> [Material for this exercise]

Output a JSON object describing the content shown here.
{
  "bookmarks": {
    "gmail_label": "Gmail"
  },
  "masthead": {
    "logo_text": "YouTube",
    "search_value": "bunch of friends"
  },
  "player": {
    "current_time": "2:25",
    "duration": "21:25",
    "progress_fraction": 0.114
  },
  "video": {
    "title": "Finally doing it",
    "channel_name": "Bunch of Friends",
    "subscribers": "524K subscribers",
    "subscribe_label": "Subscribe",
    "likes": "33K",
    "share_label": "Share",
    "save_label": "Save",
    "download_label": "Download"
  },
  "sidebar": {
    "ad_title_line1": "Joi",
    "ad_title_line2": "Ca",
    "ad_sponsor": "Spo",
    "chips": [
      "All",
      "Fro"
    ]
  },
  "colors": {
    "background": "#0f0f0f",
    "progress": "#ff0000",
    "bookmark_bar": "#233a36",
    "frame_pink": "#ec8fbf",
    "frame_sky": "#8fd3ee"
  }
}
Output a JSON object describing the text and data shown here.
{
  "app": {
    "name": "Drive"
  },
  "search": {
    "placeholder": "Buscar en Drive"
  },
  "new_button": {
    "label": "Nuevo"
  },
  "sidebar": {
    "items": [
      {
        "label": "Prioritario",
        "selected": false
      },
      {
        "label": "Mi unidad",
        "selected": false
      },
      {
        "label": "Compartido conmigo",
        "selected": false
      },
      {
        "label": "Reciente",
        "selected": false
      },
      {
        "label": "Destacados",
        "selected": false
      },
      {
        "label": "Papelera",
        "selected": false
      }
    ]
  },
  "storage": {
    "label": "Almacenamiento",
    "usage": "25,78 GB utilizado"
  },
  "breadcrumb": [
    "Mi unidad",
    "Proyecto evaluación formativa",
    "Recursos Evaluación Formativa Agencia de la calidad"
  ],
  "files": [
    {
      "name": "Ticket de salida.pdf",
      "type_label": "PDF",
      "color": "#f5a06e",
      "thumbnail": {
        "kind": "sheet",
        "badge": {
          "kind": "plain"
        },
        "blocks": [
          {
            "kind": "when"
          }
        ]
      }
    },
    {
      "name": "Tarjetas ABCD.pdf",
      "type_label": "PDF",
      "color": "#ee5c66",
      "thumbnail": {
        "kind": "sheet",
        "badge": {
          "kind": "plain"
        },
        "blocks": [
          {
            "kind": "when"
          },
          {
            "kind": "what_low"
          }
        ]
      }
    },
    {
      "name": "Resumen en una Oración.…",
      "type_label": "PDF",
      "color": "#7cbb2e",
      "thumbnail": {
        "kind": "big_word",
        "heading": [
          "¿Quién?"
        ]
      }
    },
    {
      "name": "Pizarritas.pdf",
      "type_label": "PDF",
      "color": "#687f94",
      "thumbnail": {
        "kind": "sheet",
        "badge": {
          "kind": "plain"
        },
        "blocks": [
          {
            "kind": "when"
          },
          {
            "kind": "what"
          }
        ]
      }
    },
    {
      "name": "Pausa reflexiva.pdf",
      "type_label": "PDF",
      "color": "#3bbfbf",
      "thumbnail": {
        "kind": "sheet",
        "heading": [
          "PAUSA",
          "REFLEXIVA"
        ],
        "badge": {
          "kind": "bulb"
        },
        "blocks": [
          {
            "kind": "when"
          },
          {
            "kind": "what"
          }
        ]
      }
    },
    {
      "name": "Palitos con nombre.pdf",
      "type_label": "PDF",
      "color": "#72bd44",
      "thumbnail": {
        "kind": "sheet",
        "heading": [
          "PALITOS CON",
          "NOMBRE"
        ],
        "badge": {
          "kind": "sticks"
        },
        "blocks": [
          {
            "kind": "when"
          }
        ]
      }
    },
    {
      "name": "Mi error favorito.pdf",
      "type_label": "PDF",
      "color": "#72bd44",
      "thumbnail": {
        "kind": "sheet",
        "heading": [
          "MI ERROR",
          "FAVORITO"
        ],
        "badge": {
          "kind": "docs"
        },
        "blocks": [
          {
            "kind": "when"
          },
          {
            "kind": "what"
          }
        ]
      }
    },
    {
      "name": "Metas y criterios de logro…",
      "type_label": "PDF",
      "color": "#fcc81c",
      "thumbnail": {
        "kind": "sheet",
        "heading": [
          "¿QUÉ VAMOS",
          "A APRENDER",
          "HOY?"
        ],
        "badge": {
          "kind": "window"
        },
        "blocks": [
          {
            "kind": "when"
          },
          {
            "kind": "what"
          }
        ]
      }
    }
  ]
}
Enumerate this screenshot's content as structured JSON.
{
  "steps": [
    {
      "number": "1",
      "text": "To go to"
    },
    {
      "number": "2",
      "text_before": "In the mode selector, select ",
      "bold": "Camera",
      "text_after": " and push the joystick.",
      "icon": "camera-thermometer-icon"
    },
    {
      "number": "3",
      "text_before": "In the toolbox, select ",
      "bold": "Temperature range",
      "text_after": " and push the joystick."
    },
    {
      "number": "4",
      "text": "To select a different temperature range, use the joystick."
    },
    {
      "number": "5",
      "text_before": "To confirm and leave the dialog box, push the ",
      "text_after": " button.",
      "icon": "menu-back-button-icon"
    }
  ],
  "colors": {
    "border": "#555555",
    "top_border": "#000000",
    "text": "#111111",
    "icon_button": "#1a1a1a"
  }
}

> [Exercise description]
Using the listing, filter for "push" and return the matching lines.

> [Expected answer]
      "text_after": " and push the joystick.",
      "text_after": " and push the joystick."
      "text_before": "To confirm and leave the dialog box, push the ",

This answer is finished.